Wayne won two Tony Awards, one in 1947 for Finian's Rainbow and one in 1954 for The Teahouse of the August Moon.[1]



Short Subjects:

  • Screen Snapshots: Hollywood Awards (1951)
  • Screen Snapshots: Hollywood Night Life (1952)
  • Anatomy of an Accident (1961)
  • John F. Kennedy: 1917-1963 (1979) (narrator)

Television work

Stage appearances

Radio appearances

Year Program Episode/source
1952 Stars in the Air Good Sam[7]
1953 Lux Radio Theatre Wait 'Till the Sun Shines, Nellie[8]


  1. ^ Wayne's obituary in the Los Angeles Times says, "When World War II began he was rejected by the Army, but volunteered to serve as an ambulance driver in North Africa with the American Field Service."
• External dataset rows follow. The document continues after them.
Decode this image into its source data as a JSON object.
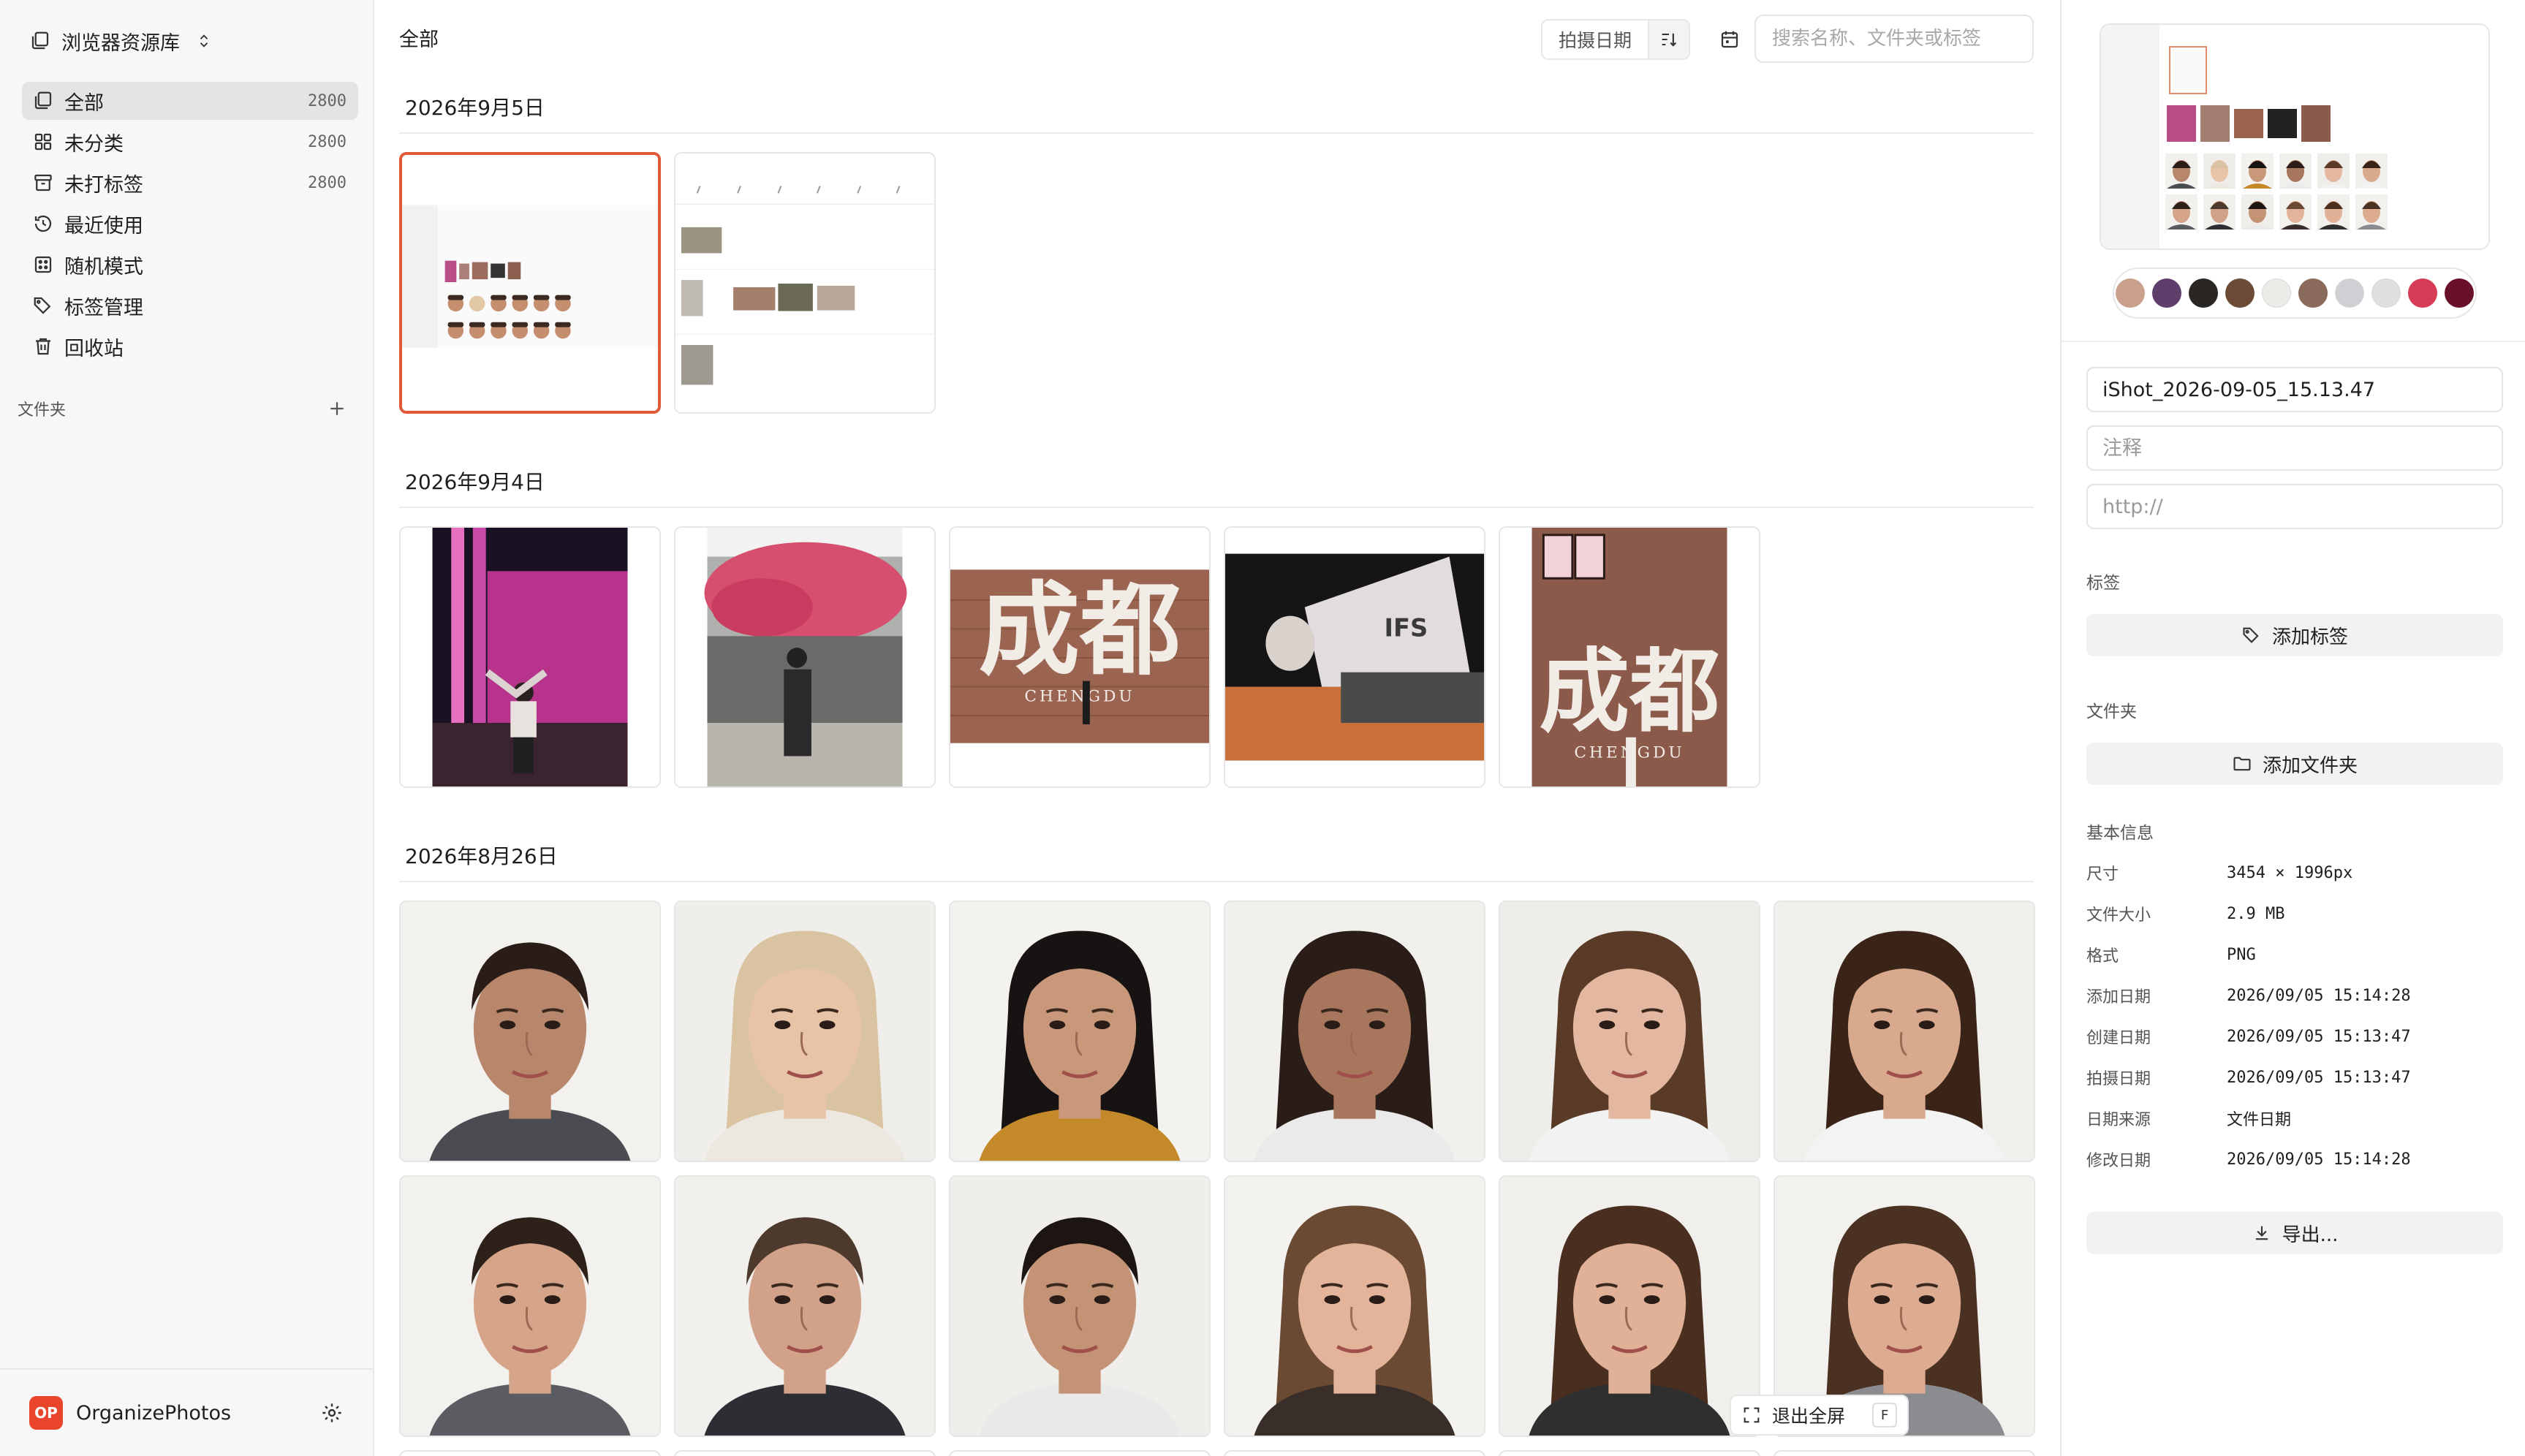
{
  "sidebar": {
    "library_label": "浏览器资源库",
    "nav": [
      {
        "label": "全部",
        "count": "2800",
        "icon": "library-icon"
      },
      {
        "label": "未分类",
        "count": "2800",
        "icon": "grid-icon"
      },
      {
        "label": "未打标签",
        "count": "2800",
        "icon": "archive-icon"
      },
      {
        "label": "最近使用",
        "count": "",
        "icon": "history-icon"
      },
      {
        "label": "随机模式",
        "count": "",
        "icon": "dice-icon"
      },
      {
        "label": "标签管理",
        "count": "",
        "icon": "tags-icon"
      },
      {
        "label": "回收站",
        "count": "",
        "icon": "trash-icon"
      }
    ],
    "folders_label": "文件夹",
    "footer": {
      "badge": "OP",
      "app_name": "OrganizePhotos"
    }
  },
  "main": {
    "title": "全部",
    "sort_label": "拍摄日期",
    "search_placeholder": "搜索名称、文件夹或标签",
    "sections": [
      {
        "date": "2026年9月5日",
        "count": 2
      },
      {
        "date": "2026年9月4日",
        "count": 5
      },
      {
        "date": "2026年8月26日",
        "count": 12
      }
    ],
    "photo_text": {
      "chengdu_zh": "成都",
      "chengdu_en": "CHENGDU",
      "ifs": "IFS"
    }
  },
  "detail": {
    "filename": "iShot_2026-09-05_15.13.47",
    "note_placeholder": "注释",
    "url_placeholder": "http://",
    "palette": [
      "#c9a08c",
      "#5e3f6b",
      "#2a2623",
      "#6b4a36",
      "#ecebe8",
      "#8a6a5a",
      "#cfd0d4",
      "#dedfde",
      "#d83b55",
      "#6a1028"
    ],
    "tags_label": "标签",
    "add_tag_label": "添加标签",
    "folder_label": "文件夹",
    "add_folder_label": "添加文件夹",
    "basic_info_label": "基本信息",
    "info": [
      {
        "key": "尺寸",
        "value": "3454 × 1996px"
      },
      {
        "key": "文件大小",
        "value": "2.9 MB"
      },
      {
        "key": "格式",
        "value": "PNG"
      },
      {
        "key": "添加日期",
        "value": "2026/09/05 15:14:28"
      },
      {
        "key": "创建日期",
        "value": "2026/09/05 15:13:47"
      },
      {
        "key": "拍摄日期",
        "value": "2026/09/05 15:13:47"
      },
      {
        "key": "日期来源",
        "value": "文件日期"
      },
      {
        "key": "修改日期",
        "value": "2026/09/05 15:14:28"
      }
    ],
    "export_label": "导出...",
    "exit_fullscreen_label": "退出全屏",
    "exit_fullscreen_key": "F"
  }
}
  1. ^ a b c d Lueck, Thomas J. (February 13, 1995). "David Wayne, Sprightly and Versatile Actor, Is Dead at 81". New York Times. Retrieved 27 June 2015. 
  2. ^ a b Lueck, Thomas J. (February 13, 1995). "David Wayne, Sprightly and Versatile Actor, Is Dead at 81". Los Angeles Times. Archived from the original on 30 June 2013. Retrieved 25 July 2017. 
  3. ^ "Theatre World Award Recipients". Theatre World Awards. Archived from the original on 25 July 2017. Retrieved 25 July 2017. 
  4. ^ a b "("David Wayne" search results)". Tony Awards. Retrieved 25 July 2017. 
  5. ^ Dick Kleiner: "The Actors Studio: Making Stars Out of the Unknown," The Sarasota Journal (Friday, December 21, 1956), p. 26. "That first year, they interviewed around 700 actors and picked 50. In that first group were people like Marlon Brando, Montgomery Clift, Tom Ewell, John Forsythe, Julie Harris, Kim Hunter, Karl Malden, E.G. Marshall, Margaret Phillips, Maureen Stapleton, Kim Stanley, Jo Van Fleet, Eli Wallach, Ray Walston and David Wayne."
  6. ^ a b c d e f Terrace, Vincent (2011). Encyclopedia of Television Shows, 1925 through 2010 (2nd ed.). Jefferson, N.C.: McFarland & Company, Inc., Publishers. p. 229. ISBN 978-0-7864-6477-7. 
  7. ^ Kirby, Walter (March 9, 1952). "Better Radio Programs for the Week". The Decatur Daily Review. p. 42. Retrieved May 23, 2015 – via Newspapers.com.  open access publication – free to read
  8. ^ Kirby, Walter (May 3, 1953). "Better Radio Programs for the Week". The Decatur Daily Review. p. 52. Retrieved June 26, 2015 – via Newspapers.com.  open access publication – free to read

External links